44. In the event, the ‘currency wars’ were short lived. As the euro-zone sovereign debt crisis deepened in the second half of 2011, global capital reversed direction yet again exiting emerging economies in search of safe havens. Emerging economy currencies, including the rupee, depreciated significantly. Between August 4, and December 15, 2011, the rupee depreciated by over 15 per cent although it has regained some loss since then. From the Reserve Bank, we had to intervene in the market to smooth the volatility of the exchange rate movement.
45. I have gone at some length to narrate the developments in terms of capital flows to demonstrate that not only is the problem big in and of itself, but also that the problem can change direction abruptly owing entirely to external sector developments even as there is no change in our fundamentals.
Globalization - Challenges and Opportunities
46. You must by now have a fair idea of the type of challenges we face in the Reserve Bank on account of globalization. You must recognize though that as much as globalization poses complex policy challenges, it also offers immense opportunities. The economic reforms that provided the platform for India’s integration with the global economy helped in raising our growth rate and reducing poverty. Even as we are a large economy at an aggregate level, we are still a poor country as measured by per capita income and several social indicators. The challenge for your generation will be to accelerate India’s growth rate and make that growth inclusive. And you will need to manage that challenge in an increasingly globalizing India. I am sure you will find being a part of that endeavour intellectually exciting and emotionally fulfilling.
47. My best wishes to all of you for every success in your professional careers and for happiness and fulfillment in your personal lives.
Crafts, Nicholas (2000): “Globalization and Growth in the Twentieth Century”, IMF Working Paper 00/44, International Monetary Fund, Washington DC.
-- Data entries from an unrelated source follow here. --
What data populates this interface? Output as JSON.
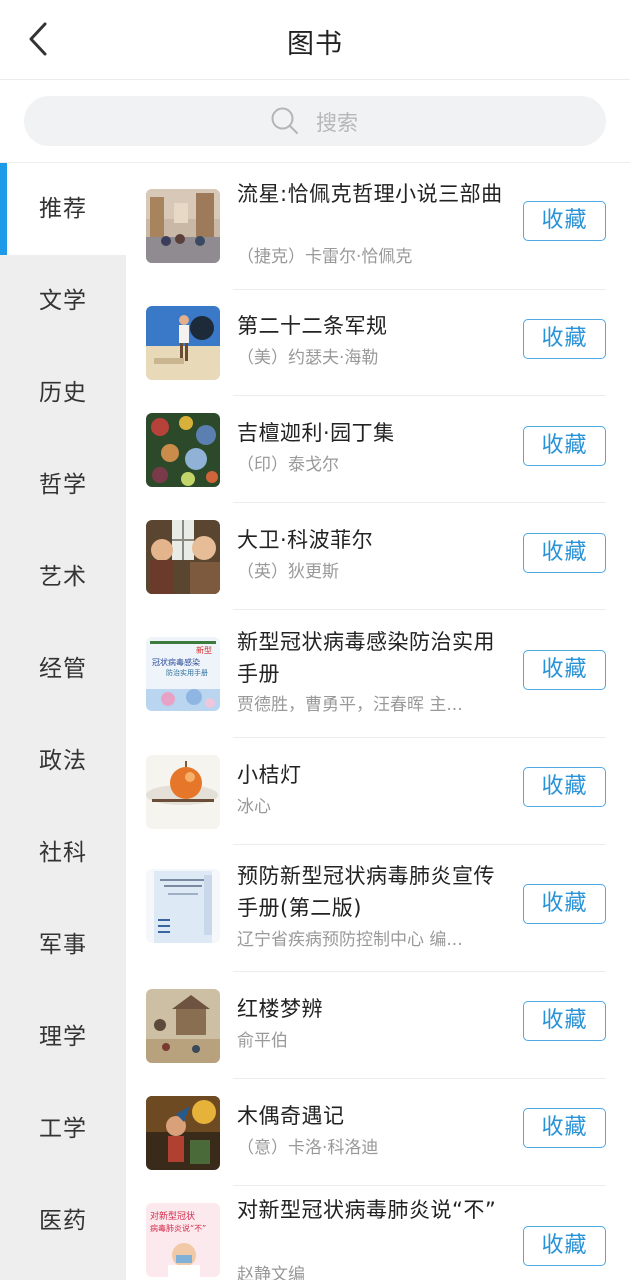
{
  "header": {
    "title": "图书"
  },
  "search": {
    "placeholder": "搜索"
  },
  "categories": [
    {
      "label": "推荐",
      "active": true
    },
    {
      "label": "文学"
    },
    {
      "label": "历史"
    },
    {
      "label": "哲学"
    },
    {
      "label": "艺术"
    },
    {
      "label": "经管"
    },
    {
      "label": "政法"
    },
    {
      "label": "社科"
    },
    {
      "label": "军事"
    },
    {
      "label": "理学"
    },
    {
      "label": "工学"
    },
    {
      "label": "医药"
    }
  ],
  "books": [
    {
      "title": "流星:恰佩克哲理小说三部曲",
      "author": "（捷克）卡雷尔·恰佩克",
      "button": "收藏"
    },
    {
      "title": "第二十二条军规",
      "author": "（美）约瑟夫·海勒",
      "button": "收藏"
    },
    {
      "title": "吉檀迦利·园丁集",
      "author": "（印）泰戈尔",
      "button": "收藏"
    },
    {
      "title": "大卫·科波菲尔",
      "author": "（英）狄更斯",
      "button": "收藏"
    },
    {
      "title": "新型冠状病毒感染防治实用手册",
      "author": "贾德胜，曹勇平，汪春晖 主...",
      "button": "收藏"
    },
    {
      "title": "小桔灯",
      "author": "冰心",
      "button": "收藏"
    },
    {
      "title": "预防新型冠状病毒肺炎宣传手册(第二版)",
      "author": "辽宁省疾病预防控制中心 编...",
      "button": "收藏"
    },
    {
      "title": "红楼梦辨",
      "author": "俞平伯",
      "button": "收藏"
    },
    {
      "title": "木偶奇遇记",
      "author": "（意）卡洛·科洛迪",
      "button": "收藏"
    },
    {
      "title": "对新型冠状病毒肺炎说“不”",
      "author": "赵静文编",
      "button": "收藏"
    }
  ],
  "covers": {
    "c4": {
      "line1": "新型",
      "line2": "冠状病毒感染",
      "line3": "防治实用手册"
    },
    "c9": {
      "line1": "对新型冠状",
      "line2": "病毒肺炎说“不”"
    }
  }
}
Diamond, Jared: Guns, Germs and Steel, Vintage, London, 1998
Maddison, Angus (2001): The World Economy: A Millennial Perspective (Paris: OECD)